- _WHAT YOU SHOULD DO_
Below are the records; pull every line that includes "northeast".

- _RECORDS FOR THIS TASK_

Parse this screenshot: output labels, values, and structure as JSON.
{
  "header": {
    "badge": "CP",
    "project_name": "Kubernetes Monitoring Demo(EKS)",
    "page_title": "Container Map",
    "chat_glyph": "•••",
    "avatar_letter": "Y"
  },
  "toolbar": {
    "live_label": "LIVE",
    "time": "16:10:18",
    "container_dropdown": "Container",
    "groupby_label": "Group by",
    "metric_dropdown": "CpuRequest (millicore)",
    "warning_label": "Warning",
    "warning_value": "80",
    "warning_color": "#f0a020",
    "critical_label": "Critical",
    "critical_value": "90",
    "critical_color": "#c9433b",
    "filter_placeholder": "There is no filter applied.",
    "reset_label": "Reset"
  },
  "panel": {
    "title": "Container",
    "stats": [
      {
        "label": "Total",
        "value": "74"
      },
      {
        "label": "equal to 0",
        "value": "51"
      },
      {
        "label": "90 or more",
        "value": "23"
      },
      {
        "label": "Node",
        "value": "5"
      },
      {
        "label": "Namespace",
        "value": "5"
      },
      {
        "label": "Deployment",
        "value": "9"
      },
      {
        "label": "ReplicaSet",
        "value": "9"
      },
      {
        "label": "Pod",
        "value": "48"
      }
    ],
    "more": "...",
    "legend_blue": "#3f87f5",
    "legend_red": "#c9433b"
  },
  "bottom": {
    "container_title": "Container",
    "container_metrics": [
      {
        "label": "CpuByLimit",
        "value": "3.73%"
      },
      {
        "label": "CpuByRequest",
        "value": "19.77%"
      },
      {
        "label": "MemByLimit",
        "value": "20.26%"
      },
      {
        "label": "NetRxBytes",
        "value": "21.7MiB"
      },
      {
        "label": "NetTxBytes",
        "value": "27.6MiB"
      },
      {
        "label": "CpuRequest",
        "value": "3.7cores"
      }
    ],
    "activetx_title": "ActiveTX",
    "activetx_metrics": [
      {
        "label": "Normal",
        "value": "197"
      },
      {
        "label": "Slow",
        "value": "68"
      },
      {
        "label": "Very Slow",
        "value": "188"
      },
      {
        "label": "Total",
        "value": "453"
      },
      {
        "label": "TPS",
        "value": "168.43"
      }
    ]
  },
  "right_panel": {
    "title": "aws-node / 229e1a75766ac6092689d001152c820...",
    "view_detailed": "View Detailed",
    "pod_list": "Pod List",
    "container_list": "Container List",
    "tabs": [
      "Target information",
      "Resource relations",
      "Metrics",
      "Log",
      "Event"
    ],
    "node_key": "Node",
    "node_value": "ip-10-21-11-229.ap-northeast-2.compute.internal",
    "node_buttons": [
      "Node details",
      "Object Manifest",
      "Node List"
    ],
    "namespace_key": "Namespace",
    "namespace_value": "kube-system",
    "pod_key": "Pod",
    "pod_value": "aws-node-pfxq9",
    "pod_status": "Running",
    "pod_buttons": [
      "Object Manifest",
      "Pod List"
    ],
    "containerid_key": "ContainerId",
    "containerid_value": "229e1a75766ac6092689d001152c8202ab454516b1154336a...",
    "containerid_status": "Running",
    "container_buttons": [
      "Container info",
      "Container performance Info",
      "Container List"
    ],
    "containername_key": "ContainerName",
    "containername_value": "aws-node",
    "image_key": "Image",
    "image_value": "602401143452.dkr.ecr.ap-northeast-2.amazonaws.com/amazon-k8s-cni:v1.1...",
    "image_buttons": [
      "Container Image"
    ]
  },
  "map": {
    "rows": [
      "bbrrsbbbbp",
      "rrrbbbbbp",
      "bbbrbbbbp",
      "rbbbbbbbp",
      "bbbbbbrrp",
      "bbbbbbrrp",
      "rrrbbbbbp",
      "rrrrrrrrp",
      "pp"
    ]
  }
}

- _SOLVED EXERCISE_
    "node_value": "ip-10-21-11-229.ap-northeast-2.compute.internal",
    "image_value": "602401143452.dkr.ecr.ap-northeast-2.amazonaws.com/amazon-k8s-cni:v1.1...",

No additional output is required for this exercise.